- _Web page and app entries_
BEGIN

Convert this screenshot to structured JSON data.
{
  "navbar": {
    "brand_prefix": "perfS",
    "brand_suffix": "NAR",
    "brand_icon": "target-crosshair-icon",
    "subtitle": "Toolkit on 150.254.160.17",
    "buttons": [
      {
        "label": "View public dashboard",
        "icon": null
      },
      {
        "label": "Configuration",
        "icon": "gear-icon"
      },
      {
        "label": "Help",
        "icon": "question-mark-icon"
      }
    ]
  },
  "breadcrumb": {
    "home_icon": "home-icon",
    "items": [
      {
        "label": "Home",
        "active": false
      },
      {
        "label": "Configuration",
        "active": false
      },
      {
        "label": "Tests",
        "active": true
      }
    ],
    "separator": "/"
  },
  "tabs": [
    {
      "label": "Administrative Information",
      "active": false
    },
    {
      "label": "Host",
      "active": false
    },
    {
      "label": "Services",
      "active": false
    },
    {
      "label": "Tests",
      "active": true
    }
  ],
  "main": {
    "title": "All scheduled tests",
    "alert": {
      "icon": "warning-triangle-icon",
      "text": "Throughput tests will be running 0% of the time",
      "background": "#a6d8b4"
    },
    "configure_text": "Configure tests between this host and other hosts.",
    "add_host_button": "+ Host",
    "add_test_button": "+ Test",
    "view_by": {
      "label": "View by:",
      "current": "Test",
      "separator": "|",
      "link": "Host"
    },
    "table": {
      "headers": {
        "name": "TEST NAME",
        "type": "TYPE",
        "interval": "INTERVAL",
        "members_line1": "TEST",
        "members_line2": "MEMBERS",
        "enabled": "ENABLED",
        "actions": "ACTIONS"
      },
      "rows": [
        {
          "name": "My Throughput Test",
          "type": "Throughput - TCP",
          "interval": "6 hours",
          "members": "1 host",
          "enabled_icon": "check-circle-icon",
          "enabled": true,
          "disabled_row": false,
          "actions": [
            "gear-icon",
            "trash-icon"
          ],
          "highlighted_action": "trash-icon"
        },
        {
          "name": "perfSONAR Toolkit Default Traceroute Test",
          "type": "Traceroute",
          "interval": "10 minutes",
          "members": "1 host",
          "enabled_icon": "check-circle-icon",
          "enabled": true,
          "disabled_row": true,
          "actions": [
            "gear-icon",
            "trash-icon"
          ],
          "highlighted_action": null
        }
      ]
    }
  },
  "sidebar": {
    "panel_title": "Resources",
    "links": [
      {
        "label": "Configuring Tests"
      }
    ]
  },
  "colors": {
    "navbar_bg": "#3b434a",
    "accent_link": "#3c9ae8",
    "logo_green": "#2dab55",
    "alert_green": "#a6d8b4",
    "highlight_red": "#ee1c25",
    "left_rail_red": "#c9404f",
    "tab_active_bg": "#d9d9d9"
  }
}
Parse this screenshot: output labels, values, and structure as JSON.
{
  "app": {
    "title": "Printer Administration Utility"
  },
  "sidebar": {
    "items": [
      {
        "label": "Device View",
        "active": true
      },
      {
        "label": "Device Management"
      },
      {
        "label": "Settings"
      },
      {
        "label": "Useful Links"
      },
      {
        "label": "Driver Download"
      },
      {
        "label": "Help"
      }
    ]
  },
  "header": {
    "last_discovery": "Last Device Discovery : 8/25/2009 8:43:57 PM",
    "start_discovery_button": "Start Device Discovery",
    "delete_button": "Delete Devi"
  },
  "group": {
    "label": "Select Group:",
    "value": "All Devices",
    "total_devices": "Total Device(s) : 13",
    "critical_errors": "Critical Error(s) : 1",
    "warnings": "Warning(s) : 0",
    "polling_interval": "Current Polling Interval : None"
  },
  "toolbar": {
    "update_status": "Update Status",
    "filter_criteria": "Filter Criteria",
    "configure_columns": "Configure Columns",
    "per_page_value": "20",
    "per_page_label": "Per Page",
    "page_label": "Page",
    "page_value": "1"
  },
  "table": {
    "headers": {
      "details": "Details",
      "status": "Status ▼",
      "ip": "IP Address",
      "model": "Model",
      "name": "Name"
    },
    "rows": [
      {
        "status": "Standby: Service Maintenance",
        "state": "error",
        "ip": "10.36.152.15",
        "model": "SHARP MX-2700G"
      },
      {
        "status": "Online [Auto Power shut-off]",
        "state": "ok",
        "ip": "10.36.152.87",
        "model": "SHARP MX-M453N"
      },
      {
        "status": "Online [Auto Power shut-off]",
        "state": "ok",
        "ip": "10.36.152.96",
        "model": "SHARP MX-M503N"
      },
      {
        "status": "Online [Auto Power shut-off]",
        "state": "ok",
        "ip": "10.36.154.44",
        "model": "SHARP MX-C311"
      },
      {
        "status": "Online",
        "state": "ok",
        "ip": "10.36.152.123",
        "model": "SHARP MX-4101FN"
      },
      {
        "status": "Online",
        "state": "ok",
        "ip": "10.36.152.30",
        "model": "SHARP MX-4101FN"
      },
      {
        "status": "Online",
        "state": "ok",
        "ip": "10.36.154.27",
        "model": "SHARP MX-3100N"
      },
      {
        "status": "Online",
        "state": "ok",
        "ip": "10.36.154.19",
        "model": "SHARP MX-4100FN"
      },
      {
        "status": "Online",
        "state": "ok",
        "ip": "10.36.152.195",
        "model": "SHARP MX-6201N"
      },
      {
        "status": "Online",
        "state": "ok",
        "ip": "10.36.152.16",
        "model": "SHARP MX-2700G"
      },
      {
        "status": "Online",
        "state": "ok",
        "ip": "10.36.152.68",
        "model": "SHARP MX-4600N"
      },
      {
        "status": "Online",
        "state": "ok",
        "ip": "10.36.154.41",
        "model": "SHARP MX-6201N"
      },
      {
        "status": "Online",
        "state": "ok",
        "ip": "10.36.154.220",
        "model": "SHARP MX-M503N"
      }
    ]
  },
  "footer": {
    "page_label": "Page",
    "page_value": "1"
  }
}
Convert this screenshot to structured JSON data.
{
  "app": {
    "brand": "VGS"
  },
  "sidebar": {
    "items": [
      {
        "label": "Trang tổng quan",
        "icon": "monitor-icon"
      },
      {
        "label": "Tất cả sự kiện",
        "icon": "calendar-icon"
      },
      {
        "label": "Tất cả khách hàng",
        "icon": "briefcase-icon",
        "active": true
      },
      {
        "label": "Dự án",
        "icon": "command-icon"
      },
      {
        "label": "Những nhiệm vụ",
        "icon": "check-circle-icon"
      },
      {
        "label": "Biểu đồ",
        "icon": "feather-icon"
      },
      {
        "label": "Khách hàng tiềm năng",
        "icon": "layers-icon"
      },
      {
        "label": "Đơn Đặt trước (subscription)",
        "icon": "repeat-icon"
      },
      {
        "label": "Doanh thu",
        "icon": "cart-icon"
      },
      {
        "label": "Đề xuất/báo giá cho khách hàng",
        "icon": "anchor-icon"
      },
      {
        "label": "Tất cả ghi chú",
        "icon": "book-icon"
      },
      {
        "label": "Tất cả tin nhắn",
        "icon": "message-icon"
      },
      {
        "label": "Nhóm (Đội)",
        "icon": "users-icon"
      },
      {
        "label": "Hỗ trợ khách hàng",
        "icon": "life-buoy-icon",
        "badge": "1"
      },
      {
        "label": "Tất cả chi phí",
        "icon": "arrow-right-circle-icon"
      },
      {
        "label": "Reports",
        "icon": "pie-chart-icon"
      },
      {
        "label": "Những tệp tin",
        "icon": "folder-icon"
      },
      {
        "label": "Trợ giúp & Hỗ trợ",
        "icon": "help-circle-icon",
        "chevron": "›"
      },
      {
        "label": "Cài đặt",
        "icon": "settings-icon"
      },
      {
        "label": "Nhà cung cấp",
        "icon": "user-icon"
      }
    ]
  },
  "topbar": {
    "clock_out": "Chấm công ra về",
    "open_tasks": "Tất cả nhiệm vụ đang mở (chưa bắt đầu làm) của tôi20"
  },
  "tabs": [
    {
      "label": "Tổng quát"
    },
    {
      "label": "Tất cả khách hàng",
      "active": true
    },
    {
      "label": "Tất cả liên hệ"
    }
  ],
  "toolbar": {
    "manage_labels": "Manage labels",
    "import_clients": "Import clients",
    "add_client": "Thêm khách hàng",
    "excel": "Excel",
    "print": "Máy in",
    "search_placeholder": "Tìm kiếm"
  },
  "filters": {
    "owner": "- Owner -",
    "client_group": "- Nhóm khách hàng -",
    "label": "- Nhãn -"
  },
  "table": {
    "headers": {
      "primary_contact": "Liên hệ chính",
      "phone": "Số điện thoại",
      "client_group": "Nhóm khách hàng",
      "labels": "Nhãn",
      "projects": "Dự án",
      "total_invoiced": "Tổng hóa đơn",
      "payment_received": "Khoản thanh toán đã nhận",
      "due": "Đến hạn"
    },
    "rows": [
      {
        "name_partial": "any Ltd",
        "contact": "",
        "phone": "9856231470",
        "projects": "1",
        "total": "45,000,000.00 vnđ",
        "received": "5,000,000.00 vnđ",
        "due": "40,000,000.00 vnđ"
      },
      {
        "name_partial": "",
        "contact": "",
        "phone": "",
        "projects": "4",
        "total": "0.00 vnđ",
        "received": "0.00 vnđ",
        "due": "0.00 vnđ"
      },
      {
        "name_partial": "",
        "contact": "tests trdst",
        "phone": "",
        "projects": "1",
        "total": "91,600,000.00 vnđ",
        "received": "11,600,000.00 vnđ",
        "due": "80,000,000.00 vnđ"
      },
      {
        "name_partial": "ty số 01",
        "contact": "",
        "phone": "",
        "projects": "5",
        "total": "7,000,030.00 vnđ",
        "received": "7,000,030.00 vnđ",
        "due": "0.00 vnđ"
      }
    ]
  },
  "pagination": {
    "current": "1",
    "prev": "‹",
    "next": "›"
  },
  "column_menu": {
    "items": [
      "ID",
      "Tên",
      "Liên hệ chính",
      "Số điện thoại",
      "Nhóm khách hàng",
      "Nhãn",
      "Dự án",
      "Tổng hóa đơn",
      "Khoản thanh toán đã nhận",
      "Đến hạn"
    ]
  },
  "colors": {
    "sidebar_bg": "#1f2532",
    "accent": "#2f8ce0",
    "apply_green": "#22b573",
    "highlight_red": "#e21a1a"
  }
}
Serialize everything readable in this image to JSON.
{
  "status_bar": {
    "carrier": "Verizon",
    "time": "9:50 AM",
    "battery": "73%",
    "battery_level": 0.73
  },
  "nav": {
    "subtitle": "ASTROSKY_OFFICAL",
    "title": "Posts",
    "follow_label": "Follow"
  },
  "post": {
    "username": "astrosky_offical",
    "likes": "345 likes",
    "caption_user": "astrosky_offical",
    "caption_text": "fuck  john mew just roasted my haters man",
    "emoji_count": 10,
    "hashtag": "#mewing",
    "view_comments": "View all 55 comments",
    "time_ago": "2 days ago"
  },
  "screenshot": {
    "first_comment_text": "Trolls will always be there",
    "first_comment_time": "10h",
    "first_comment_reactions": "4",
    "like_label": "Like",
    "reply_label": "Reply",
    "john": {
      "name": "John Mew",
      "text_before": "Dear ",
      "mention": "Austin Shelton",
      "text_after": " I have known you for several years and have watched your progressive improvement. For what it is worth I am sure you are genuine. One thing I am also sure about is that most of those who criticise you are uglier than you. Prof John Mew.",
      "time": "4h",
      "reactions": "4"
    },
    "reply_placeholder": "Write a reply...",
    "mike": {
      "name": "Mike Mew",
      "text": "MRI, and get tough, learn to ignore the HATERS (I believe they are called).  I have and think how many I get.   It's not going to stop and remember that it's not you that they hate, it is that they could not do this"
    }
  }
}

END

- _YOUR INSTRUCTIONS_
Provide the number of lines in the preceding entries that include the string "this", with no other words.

- _EXERCISE ANSWER_
6